Source records
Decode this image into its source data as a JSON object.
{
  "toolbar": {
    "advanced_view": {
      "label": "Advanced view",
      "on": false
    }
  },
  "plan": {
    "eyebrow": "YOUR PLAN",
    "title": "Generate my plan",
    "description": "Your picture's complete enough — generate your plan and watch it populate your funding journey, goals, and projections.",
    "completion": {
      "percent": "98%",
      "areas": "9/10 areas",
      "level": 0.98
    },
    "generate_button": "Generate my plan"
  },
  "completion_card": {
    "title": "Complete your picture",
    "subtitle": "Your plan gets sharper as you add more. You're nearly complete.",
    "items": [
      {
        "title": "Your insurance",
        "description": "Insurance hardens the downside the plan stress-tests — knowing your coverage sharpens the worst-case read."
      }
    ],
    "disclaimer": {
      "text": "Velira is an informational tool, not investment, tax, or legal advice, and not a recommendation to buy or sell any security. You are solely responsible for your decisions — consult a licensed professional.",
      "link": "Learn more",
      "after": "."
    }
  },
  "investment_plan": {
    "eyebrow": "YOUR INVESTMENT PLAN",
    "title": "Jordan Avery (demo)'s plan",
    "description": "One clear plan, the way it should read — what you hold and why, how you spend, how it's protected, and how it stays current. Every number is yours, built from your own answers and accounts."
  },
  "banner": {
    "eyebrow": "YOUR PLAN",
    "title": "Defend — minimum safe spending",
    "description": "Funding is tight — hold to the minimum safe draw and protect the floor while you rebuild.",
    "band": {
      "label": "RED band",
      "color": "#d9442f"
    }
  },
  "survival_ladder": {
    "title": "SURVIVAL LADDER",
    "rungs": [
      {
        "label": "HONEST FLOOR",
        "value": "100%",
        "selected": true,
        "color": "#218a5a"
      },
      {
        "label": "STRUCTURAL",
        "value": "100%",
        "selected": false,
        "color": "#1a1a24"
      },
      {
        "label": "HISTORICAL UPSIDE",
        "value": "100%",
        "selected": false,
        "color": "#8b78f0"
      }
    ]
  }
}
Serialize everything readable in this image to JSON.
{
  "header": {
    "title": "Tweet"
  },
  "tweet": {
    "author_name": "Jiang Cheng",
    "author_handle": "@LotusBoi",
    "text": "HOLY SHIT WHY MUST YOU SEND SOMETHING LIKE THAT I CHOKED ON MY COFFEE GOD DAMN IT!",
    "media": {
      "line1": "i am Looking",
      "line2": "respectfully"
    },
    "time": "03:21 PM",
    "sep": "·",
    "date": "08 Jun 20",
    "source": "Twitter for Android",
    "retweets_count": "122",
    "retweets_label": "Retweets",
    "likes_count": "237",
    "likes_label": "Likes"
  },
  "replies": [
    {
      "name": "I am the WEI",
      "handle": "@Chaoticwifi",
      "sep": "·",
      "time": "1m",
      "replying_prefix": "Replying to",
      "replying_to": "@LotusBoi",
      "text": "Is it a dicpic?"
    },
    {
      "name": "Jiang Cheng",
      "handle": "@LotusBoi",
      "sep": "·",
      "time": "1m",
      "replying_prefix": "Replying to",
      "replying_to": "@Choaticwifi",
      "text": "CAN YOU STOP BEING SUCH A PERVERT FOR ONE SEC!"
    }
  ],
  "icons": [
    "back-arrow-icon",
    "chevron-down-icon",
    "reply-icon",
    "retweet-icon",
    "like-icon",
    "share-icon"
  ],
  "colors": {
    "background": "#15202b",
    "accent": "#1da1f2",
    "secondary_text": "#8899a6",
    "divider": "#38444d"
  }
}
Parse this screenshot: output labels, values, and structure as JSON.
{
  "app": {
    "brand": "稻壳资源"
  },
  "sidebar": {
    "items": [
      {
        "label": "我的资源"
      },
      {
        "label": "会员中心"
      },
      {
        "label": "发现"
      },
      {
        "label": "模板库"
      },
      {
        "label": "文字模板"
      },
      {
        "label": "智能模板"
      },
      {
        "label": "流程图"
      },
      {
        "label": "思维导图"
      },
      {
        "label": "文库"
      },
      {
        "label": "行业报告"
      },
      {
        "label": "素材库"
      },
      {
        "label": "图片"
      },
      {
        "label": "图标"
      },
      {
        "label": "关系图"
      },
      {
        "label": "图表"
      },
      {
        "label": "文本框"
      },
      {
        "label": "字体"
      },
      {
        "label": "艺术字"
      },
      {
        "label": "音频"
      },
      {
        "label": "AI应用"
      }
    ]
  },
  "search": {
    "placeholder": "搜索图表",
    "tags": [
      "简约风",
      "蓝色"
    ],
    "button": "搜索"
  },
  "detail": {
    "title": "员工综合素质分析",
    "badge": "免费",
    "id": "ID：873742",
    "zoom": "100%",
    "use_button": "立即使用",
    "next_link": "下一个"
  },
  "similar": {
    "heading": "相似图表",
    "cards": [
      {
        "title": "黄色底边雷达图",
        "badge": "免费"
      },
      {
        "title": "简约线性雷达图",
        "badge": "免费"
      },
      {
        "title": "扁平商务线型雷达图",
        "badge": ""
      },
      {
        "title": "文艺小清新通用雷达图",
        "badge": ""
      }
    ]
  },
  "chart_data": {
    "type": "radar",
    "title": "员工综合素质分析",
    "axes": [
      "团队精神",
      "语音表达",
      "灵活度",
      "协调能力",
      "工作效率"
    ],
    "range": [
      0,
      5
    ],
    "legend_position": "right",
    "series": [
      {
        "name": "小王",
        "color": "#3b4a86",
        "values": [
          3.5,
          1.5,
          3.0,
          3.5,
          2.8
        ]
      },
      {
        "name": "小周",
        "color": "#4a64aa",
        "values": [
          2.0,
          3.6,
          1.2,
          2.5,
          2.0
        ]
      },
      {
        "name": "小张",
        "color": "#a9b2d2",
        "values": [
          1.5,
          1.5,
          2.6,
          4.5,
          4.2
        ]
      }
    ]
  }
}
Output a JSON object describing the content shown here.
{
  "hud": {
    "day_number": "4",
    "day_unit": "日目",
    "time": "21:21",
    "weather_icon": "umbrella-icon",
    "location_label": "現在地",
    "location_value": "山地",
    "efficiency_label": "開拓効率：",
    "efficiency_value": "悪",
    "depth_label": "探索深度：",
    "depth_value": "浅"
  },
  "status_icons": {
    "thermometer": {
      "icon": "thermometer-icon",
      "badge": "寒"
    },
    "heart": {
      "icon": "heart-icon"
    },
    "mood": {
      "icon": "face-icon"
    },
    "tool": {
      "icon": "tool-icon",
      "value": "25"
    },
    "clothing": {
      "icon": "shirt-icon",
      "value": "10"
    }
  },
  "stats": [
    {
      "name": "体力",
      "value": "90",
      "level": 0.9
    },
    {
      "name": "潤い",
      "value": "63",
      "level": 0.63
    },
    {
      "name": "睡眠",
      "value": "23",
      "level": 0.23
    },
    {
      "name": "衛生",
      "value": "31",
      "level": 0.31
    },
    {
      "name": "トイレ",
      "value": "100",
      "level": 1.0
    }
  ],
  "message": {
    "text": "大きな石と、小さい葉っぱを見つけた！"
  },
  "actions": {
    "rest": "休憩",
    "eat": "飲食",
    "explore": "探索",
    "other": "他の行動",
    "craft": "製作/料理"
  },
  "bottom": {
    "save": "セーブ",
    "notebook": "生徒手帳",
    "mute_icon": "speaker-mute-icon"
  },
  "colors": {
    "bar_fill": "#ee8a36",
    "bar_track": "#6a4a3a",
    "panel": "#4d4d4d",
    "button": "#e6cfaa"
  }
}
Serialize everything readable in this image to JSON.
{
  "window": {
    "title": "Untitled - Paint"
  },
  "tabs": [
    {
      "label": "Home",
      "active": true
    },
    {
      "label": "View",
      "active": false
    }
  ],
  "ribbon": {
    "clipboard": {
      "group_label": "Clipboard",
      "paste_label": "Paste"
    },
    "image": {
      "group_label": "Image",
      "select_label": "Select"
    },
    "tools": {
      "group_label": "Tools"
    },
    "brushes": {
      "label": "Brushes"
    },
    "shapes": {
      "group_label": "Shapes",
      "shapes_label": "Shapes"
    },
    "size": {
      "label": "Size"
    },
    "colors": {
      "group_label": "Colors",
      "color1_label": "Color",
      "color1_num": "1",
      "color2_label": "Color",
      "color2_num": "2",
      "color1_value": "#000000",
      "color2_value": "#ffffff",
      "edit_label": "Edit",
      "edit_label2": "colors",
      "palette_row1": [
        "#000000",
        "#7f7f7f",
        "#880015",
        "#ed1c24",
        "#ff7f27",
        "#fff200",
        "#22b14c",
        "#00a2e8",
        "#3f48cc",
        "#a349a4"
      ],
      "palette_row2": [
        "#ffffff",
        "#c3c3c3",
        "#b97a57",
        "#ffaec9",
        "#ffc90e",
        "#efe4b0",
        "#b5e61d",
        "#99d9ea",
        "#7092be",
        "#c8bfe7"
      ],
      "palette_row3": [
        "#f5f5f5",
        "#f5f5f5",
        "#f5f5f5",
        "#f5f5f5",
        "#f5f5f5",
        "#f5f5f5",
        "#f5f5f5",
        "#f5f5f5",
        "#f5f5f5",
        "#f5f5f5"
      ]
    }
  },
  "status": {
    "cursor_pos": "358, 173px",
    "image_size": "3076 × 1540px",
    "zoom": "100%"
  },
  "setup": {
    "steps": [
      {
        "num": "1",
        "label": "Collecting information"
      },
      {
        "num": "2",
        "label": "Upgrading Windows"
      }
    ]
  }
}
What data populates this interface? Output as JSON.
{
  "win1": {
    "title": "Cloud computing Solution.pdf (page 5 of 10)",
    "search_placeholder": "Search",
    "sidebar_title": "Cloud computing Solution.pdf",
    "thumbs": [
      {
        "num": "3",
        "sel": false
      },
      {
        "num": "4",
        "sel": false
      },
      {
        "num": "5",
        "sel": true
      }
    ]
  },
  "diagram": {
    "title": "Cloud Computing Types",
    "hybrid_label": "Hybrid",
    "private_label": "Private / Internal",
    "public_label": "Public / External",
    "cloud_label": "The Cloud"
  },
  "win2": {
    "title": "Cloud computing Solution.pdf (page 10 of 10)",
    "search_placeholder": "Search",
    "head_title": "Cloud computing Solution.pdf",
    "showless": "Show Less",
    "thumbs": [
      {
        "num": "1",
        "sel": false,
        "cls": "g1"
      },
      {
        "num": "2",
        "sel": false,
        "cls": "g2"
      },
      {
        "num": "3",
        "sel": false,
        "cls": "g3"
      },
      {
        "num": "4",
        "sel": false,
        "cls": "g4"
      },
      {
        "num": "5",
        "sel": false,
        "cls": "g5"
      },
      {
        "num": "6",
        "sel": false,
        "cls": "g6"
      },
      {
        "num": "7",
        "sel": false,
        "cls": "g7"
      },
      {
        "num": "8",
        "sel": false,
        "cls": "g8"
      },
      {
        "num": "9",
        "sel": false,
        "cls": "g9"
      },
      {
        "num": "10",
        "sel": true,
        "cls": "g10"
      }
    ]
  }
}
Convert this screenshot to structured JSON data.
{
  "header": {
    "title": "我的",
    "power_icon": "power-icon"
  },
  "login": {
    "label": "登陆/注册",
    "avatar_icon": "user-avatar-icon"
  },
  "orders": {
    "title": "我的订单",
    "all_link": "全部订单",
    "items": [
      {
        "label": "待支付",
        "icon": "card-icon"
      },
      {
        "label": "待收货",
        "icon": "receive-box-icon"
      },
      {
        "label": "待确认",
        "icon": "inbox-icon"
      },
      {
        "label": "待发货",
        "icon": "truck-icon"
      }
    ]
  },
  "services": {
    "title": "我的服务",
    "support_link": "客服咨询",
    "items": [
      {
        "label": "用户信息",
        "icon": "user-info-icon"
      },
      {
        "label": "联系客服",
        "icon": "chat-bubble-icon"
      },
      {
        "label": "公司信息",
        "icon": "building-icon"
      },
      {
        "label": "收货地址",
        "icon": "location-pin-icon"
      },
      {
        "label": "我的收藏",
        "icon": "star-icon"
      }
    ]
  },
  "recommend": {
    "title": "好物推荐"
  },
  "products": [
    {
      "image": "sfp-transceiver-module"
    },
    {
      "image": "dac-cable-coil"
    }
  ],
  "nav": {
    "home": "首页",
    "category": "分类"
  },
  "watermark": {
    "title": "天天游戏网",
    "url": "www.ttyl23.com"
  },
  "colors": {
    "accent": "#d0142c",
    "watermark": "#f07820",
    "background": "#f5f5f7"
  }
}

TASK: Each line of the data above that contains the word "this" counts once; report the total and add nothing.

OUTPUT OF THE EXERCISE: 6